*** Opening SUPPLIED INFORMATION ***

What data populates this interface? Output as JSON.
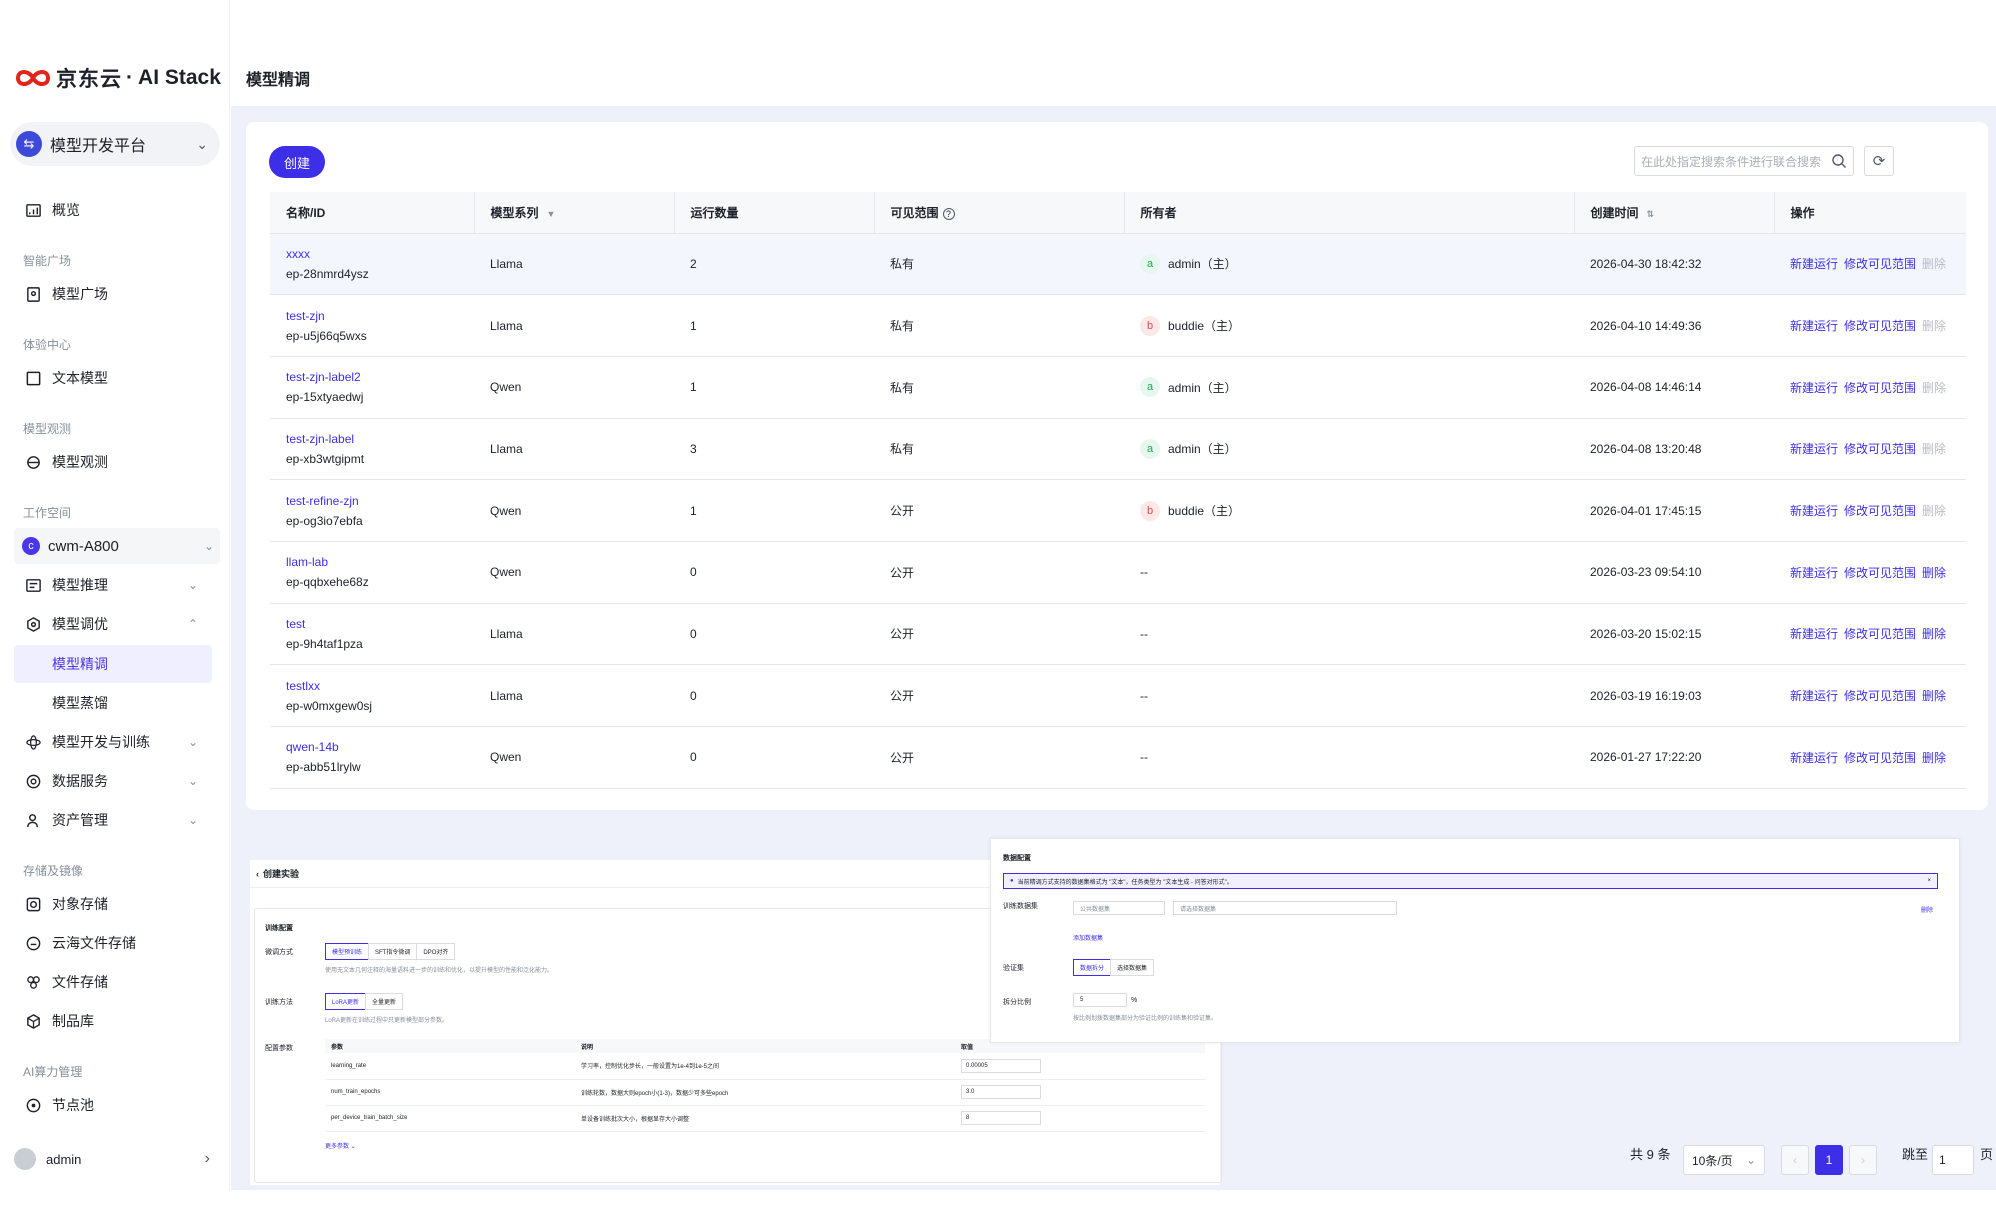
{
  "brand": {
    "logo_cn": "京东云",
    "logo_en": "· AI Stack",
    "color": "#e1251b"
  },
  "platform": {
    "label": "模型开发平台"
  },
  "nav": {
    "overview": "概览",
    "section_smart": "智能广场",
    "model_plaza": "模型广场",
    "section_exp": "体验中心",
    "text_model": "文本模型",
    "section_obs": "模型观测",
    "model_obs": "模型观测",
    "section_ws": "工作空间",
    "workspace": "cwm-A800",
    "workspace_badge": "c",
    "model_infer": "模型推理",
    "model_tune": "模型调优",
    "fine_tune": "模型精调",
    "distill": "模型蒸馏",
    "dev_train": "模型开发与训练",
    "data_service": "数据服务",
    "asset_mgmt": "资产管理",
    "section_storage": "存储及镜像",
    "object_storage": "对象存储",
    "cloud_file": "云海文件存储",
    "file_storage": "文件存储",
    "artifact_repo": "制品库",
    "section_compute": "AI算力管理",
    "node_pool": "节点池",
    "user": "admin"
  },
  "page": {
    "title": "模型精调"
  },
  "toolbar": {
    "create_label": "创建",
    "search_placeholder": "在此处指定搜索条件进行联合搜索"
  },
  "table": {
    "headers": [
      "名称/ID",
      "模型系列",
      "运行数量",
      "可见范围",
      "所有者",
      "创建时间",
      "操作"
    ],
    "ops": [
      "新建运行",
      "修改可见范围",
      "删除"
    ],
    "rows": [
      {
        "name": "xxxx",
        "id": "ep-28nmrd4ysz",
        "series": "Llama",
        "runs": "2",
        "scope": "私有",
        "owner_badge": "a",
        "owner": "admin（主）",
        "created": "2026-04-30 18:42:32",
        "del_enabled": false
      },
      {
        "name": "test-zjn",
        "id": "ep-u5j66q5wxs",
        "series": "Llama",
        "runs": "1",
        "scope": "私有",
        "owner_badge": "b",
        "owner": "buddie（主）",
        "created": "2026-04-10 14:49:36",
        "del_enabled": false
      },
      {
        "name": "test-zjn-label2",
        "id": "ep-15xtyaedwj",
        "series": "Qwen",
        "runs": "1",
        "scope": "私有",
        "owner_badge": "a",
        "owner": "admin（主）",
        "created": "2026-04-08 14:46:14",
        "del_enabled": false
      },
      {
        "name": "test-zjn-label",
        "id": "ep-xb3wtgipmt",
        "series": "Llama",
        "runs": "3",
        "scope": "私有",
        "owner_badge": "a",
        "owner": "admin（主）",
        "created": "2026-04-08 13:20:48",
        "del_enabled": false
      },
      {
        "name": "test-refine-zjn",
        "id": "ep-og3io7ebfa",
        "series": "Qwen",
        "runs": "1",
        "scope": "公开",
        "owner_badge": "b",
        "owner": "buddie（主）",
        "created": "2026-04-01 17:45:15",
        "del_enabled": false
      },
      {
        "name": "llam-lab",
        "id": "ep-qqbxehe68z",
        "series": "Qwen",
        "runs": "0",
        "scope": "公开",
        "owner_badge": "",
        "owner": "--",
        "created": "2026-03-23 09:54:10",
        "del_enabled": true
      },
      {
        "name": "test",
        "id": "ep-9h4taf1pza",
        "series": "Llama",
        "runs": "0",
        "scope": "公开",
        "owner_badge": "",
        "owner": "--",
        "created": "2026-03-20 15:02:15",
        "del_enabled": true
      },
      {
        "name": "testlxx",
        "id": "ep-w0mxgew0sj",
        "series": "Llama",
        "runs": "0",
        "scope": "公开",
        "owner_badge": "",
        "owner": "--",
        "created": "2026-03-19 16:19:03",
        "del_enabled": true
      },
      {
        "name": "qwen-14b",
        "id": "ep-abb51lrylw",
        "series": "Qwen",
        "runs": "0",
        "scope": "公开",
        "owner_badge": "",
        "owner": "--",
        "created": "2026-01-27 17:22:20",
        "del_enabled": true
      }
    ]
  },
  "pagination": {
    "total": "共 9 条",
    "page_size": "10条/页",
    "current": "1",
    "jump_label": "跳至",
    "jump_value": "1",
    "page_suffix": "页"
  },
  "create_experiment": {
    "title": "创建实验",
    "section": "训练配置",
    "method_label": "微调方式",
    "methods": [
      "模型预训练",
      "SFT指令微调",
      "DPO对齐"
    ],
    "method_hint": "使用无文本几何注释的海量语料进一步的训练和优化，以提升模型的性能和泛化能力。",
    "train_label": "训练方法",
    "train_methods": [
      "LoRA更新",
      "全量更新"
    ],
    "train_hint": "LoRA更新在训练过程中只更新模型部分参数。",
    "params_label": "配置参数",
    "param_headers": [
      "参数",
      "说明",
      "取值"
    ],
    "params": [
      {
        "name": "learning_rate",
        "desc": "学习率，控制优化步长，一般设置为1e-4到1e-5之间",
        "value": "0.00005"
      },
      {
        "name": "num_train_epochs",
        "desc": "训练轮数，数据大则epoch小(1-3)，数据少可多些epoch",
        "value": "3.0"
      },
      {
        "name": "per_device_train_batch_size",
        "desc": "单设备训练批次大小，根据显存大小调整",
        "value": "8"
      }
    ],
    "more": "更多参数 ⌄"
  },
  "data_config": {
    "title": "数据配置",
    "alert": "当前精调方式支持的数据集格式为 \"文本\"，任务类型为 \"文本生成 - 问答对形式\"。",
    "dataset_label": "训练数据集",
    "dataset_type": "公共数据集",
    "dataset_placeholder": "请选择数据集",
    "delete": "删除",
    "add_dataset": "添加数据集",
    "val_label": "验证集",
    "val_options": [
      "数据拆分",
      "选择数据集"
    ],
    "split_label": "拆分比例",
    "split_value": "5",
    "split_unit": "%",
    "split_hint": "按比例划拨数据集部分为验证比例的训练集和验证集。"
  }
}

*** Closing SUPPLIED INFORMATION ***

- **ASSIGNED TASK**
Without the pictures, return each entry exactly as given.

- **THE ANSWER**
What data populates this interface? Output as JSON.
{
  "brand": {
    "logo_cn": "京东云",
    "logo_en": "· AI Stack",
    "color": "#e1251b"
  },
  "platform": {
    "label": "模型开发平台"
  },
  "nav": {
    "overview": "概览",
    "section_smart": "智能广场",
    "model_plaza": "模型广场",
    "section_exp": "体验中心",
    "text_model": "文本模型",
    "section_obs": "模型观测",
    "model_obs": "模型观测",
    "section_ws": "工作空间",
    "workspace": "cwm-A800",
    "workspace_badge": "c",
    "model_infer": "模型推理",
    "model_tune": "模型调优",
    "fine_tune": "模型精调",
    "distill": "模型蒸馏",
    "dev_train": "模型开发与训练",
    "data_service": "数据服务",
    "asset_mgmt": "资产管理",
    "section_storage": "存储及镜像",
    "object_storage": "对象存储",
    "cloud_file": "云海文件存储",
    "file_storage": "文件存储",
    "artifact_repo": "制品库",
    "section_compute": "AI算力管理",
    "node_pool": "节点池",
    "user": "admin"
  },
  "page": {
    "title": "模型精调"
  },
  "toolbar": {
    "create_label": "创建",
    "search_placeholder": "在此处指定搜索条件进行联合搜索"
  },
  "table": {
    "headers": [
      "名称/ID",
      "模型系列",
      "运行数量",
      "可见范围",
      "所有者",
      "创建时间",
      "操作"
    ],
    "ops": [
      "新建运行",
      "修改可见范围",
      "删除"
    ],
    "rows": [
      {
        "name": "xxxx",
        "id": "ep-28nmrd4ysz",
        "series": "Llama",
        "runs": "2",
        "scope": "私有",
        "owner_badge": "a",
        "owner": "admin（主）",
        "created": "2026-04-30 18:42:32",
        "del_enabled": false
      },
      {
        "name": "test-zjn",
        "id": "ep-u5j66q5wxs",
        "series": "Llama",
        "runs": "1",
        "scope": "私有",
        "owner_badge": "b",
        "owner": "buddie（主）",
        "created": "2026-04-10 14:49:36",
        "del_enabled": false
      },
      {
        "name": "test-zjn-label2",
        "id": "ep-15xtyaedwj",
        "series": "Qwen",
        "runs": "1",
        "scope": "私有",
        "owner_badge": "a",
        "owner": "admin（主）",
        "created": "2026-04-08 14:46:14",
        "del_enabled": false
      },
      {
        "name": "test-zjn-label",
        "id": "ep-xb3wtgipmt",
        "series": "Llama",
        "runs": "3",
        "scope": "私有",
        "owner_badge": "a",
        "owner": "admin（主）",
        "created": "2026-04-08 13:20:48",
        "del_enabled": false
      },
      {
        "name": "test-refine-zjn",
        "id": "ep-og3io7ebfa",
        "series": "Qwen",
        "runs": "1",
        "scope": "公开",
        "owner_badge": "b",
        "owner": "buddie（主）",
        "created": "2026-04-01 17:45:15",
        "del_enabled": false
      },
      {
        "name": "llam-lab",
        "id": "ep-qqbxehe68z",
        "series": "Qwen",
        "runs": "0",
        "scope": "公开",
        "owner_badge": "",
        "owner": "--",
        "created": "2026-03-23 09:54:10",
        "del_enabled": true
      },
      {
        "name": "test",
        "id": "ep-9h4taf1pza",
        "series": "Llama",
        "runs": "0",
        "scope": "公开",
        "owner_badge": "",
        "owner": "--",
        "created": "2026-03-20 15:02:15",
        "del_enabled": true
      },
      {
        "name": "testlxx",
        "id": "ep-w0mxgew0sj",
        "series": "Llama",
        "runs": "0",
        "scope": "公开",
        "owner_badge": "",
        "owner": "--",
        "created": "2026-03-19 16:19:03",
        "del_enabled": true
      },
      {
        "name": "qwen-14b",
        "id": "ep-abb51lrylw",
        "series": "Qwen",
        "runs": "0",
        "scope": "公开",
        "owner_badge": "",
        "owner": "--",
        "created": "2026-01-27 17:22:20",
        "del_enabled": true
      }
    ]
  },
  "pagination": {
    "total": "共 9 条",
    "page_size": "10条/页",
    "current": "1",
    "jump_label": "跳至",
    "jump_value": "1",
    "page_suffix": "页"
  },
  "create_experiment": {
    "title": "创建实验",
    "section": "训练配置",
    "method_label": "微调方式",
    "methods": [
      "模型预训练",
      "SFT指令微调",
      "DPO对齐"
    ],
    "method_hint": "使用无文本几何注释的海量语料进一步的训练和优化，以提升模型的性能和泛化能力。",
    "train_label": "训练方法",
    "train_methods": [
      "LoRA更新",
      "全量更新"
    ],
    "train_hint": "LoRA更新在训练过程中只更新模型部分参数。",
    "params_label": "配置参数",
    "param_headers": [
      "参数",
      "说明",
      "取值"
    ],
    "params": [
      {
        "name": "learning_rate",
        "desc": "学习率，控制优化步长，一般设置为1e-4到1e-5之间",
        "value": "0.00005"
      },
      {
        "name": "num_train_epochs",
        "desc": "训练轮数，数据大则epoch小(1-3)，数据少可多些epoch",
        "value": "3.0"
      },
      {
        "name": "per_device_train_batch_size",
        "desc": "单设备训练批次大小，根据显存大小调整",
        "value": "8"
      }
    ],
    "more": "更多参数 ⌄"
  },
  "data_config": {
    "title": "数据配置",
    "alert": "当前精调方式支持的数据集格式为 \"文本\"，任务类型为 \"文本生成 - 问答对形式\"。",
    "dataset_label": "训练数据集",
    "dataset_type": "公共数据集",
    "dataset_placeholder": "请选择数据集",
    "delete": "删除",
    "add_dataset": "添加数据集",
    "val_label": "验证集",
    "val_options": [
      "数据拆分",
      "选择数据集"
    ],
    "split_label": "拆分比例",
    "split_value": "5",
    "split_unit": "%",
    "split_hint": "按比例划拨数据集部分为验证比例的训练集和验证集。"
  }
}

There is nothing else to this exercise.